And this notion — bodhisattva — also infused a commitment to the role and ethos of the poet, as one benefitting other interested and curious ones, on a kind of trajectory, not exactly a do-good mission but of some benefit.  This is what we do.  Not about la gloire or the money. This particular ethos has been a key component to the Colorado poetics community on the front range with Anselm many years a delightful, crucial part of.  He was also International.  But  “tattered” the way Ted said it had a distinctively poete maudit ring to it. One thinks of the continuing struggle of being a poet in these remarkable and trying times. Anselm said to me once that the “top goal” of a poet—what would make you a superstar!—would be to have “2,000 seriously loyal readers, ho, ho, quite the ambition for humble poetry.”

I remember traveling with Anselm in the late seventies around D.C. and Virginia when he was doing a stint at Sweet Briar, which had a lot of wealthy female students with thoroughbred horses and cars and yachts.  Some interesting commentary from Anselm there. We tore around that area to meet and honor our reading gigs often fueled by a few “drinkies” in a questionable car Anselm owned, which broke down on one occasion. And while we were heading for an event at the Corcoran gallery at one point running a light Anselm exclaimed, “I love you! And this whole ride! It works.

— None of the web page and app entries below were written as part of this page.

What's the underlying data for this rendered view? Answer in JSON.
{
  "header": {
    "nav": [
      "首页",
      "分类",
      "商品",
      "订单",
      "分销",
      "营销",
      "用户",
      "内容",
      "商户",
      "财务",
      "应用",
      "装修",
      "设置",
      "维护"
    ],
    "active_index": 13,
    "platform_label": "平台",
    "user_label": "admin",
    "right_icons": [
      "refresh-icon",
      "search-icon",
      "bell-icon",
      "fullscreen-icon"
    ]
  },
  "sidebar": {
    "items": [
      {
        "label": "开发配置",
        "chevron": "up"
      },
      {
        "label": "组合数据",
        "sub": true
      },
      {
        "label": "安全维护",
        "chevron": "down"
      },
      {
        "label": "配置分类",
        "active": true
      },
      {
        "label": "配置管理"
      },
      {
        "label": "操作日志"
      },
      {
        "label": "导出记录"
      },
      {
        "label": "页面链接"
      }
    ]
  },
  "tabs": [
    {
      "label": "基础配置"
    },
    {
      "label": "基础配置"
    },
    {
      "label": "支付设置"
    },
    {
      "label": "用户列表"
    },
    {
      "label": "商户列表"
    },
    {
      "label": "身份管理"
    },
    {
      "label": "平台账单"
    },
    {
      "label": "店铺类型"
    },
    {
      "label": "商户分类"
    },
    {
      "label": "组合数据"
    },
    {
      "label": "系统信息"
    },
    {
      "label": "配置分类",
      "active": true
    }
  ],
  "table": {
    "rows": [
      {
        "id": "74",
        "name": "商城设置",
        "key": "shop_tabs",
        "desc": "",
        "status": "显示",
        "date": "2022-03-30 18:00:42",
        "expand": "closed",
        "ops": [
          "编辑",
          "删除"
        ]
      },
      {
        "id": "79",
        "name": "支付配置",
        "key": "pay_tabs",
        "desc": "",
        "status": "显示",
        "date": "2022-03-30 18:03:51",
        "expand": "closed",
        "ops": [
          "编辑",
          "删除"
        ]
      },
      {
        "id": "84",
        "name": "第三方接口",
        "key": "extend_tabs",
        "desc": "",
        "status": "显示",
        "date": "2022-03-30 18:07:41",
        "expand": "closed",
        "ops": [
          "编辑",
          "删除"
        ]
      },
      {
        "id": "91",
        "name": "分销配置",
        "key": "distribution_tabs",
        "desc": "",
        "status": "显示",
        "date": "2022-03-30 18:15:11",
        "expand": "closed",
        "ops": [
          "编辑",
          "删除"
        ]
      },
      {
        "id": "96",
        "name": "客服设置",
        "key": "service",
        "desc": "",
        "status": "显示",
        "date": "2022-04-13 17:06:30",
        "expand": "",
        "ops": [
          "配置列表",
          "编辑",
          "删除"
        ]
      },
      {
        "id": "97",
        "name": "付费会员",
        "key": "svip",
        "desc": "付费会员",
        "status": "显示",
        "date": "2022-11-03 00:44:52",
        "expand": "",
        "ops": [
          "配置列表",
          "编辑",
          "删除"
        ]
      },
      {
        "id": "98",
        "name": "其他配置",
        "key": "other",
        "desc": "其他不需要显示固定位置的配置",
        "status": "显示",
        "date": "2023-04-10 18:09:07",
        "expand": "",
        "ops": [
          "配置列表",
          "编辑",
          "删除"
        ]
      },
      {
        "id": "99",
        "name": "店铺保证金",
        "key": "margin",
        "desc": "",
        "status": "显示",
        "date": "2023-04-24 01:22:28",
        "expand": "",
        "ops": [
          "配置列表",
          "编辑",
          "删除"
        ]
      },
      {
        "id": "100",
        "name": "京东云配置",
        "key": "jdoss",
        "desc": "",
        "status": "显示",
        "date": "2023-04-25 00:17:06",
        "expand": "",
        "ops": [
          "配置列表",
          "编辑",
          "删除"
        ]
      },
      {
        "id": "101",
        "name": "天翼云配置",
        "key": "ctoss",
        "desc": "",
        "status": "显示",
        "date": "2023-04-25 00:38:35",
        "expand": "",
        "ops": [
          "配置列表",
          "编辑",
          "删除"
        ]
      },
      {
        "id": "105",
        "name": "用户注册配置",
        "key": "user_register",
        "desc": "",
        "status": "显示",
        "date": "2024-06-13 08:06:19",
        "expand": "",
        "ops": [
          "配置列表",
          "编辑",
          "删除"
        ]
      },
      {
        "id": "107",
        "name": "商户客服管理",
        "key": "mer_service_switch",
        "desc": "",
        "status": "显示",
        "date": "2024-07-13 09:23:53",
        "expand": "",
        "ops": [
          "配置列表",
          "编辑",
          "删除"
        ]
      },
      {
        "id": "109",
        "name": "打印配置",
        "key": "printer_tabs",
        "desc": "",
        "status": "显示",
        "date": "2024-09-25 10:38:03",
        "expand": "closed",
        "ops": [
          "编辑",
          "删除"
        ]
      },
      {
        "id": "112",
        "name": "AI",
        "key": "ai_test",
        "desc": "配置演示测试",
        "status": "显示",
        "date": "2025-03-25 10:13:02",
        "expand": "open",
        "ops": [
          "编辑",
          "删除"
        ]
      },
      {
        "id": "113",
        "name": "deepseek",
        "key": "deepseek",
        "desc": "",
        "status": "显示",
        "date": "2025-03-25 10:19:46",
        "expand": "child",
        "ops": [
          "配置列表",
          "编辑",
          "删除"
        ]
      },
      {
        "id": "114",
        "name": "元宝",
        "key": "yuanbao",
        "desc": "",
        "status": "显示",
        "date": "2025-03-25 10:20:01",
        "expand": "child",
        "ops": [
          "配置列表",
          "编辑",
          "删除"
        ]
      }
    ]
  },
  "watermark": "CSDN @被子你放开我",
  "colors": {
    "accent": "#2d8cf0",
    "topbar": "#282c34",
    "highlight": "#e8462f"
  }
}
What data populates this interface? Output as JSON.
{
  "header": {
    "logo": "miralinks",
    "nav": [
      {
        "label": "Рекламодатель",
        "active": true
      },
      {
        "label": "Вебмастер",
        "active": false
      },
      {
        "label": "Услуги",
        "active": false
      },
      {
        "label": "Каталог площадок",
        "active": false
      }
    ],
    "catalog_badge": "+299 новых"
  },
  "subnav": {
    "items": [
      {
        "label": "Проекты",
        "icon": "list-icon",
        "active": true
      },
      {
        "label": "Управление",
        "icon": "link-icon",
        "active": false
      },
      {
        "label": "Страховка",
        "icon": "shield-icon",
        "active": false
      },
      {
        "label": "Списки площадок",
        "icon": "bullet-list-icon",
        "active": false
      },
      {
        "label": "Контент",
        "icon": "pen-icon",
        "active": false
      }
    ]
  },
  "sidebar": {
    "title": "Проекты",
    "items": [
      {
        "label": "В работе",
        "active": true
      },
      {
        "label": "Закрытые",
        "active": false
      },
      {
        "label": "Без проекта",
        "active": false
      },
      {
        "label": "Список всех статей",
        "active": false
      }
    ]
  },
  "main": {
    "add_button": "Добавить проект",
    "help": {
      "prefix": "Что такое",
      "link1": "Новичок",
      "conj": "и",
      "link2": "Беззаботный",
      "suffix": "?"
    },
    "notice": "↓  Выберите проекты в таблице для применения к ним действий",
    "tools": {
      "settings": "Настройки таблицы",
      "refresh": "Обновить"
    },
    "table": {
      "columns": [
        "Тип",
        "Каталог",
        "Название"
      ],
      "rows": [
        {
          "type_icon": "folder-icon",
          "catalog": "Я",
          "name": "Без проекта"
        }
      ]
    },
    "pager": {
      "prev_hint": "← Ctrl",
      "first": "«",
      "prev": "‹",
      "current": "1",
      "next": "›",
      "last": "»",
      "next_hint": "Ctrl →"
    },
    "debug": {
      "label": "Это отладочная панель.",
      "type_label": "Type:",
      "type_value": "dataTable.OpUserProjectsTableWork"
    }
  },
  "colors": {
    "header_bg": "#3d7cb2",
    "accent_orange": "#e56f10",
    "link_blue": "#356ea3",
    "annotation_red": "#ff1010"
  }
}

Why not?” This was our risky tattered bodhisattva moment.

bah obstacle!

take wing
fly, detail

Anselm and his page

caw caw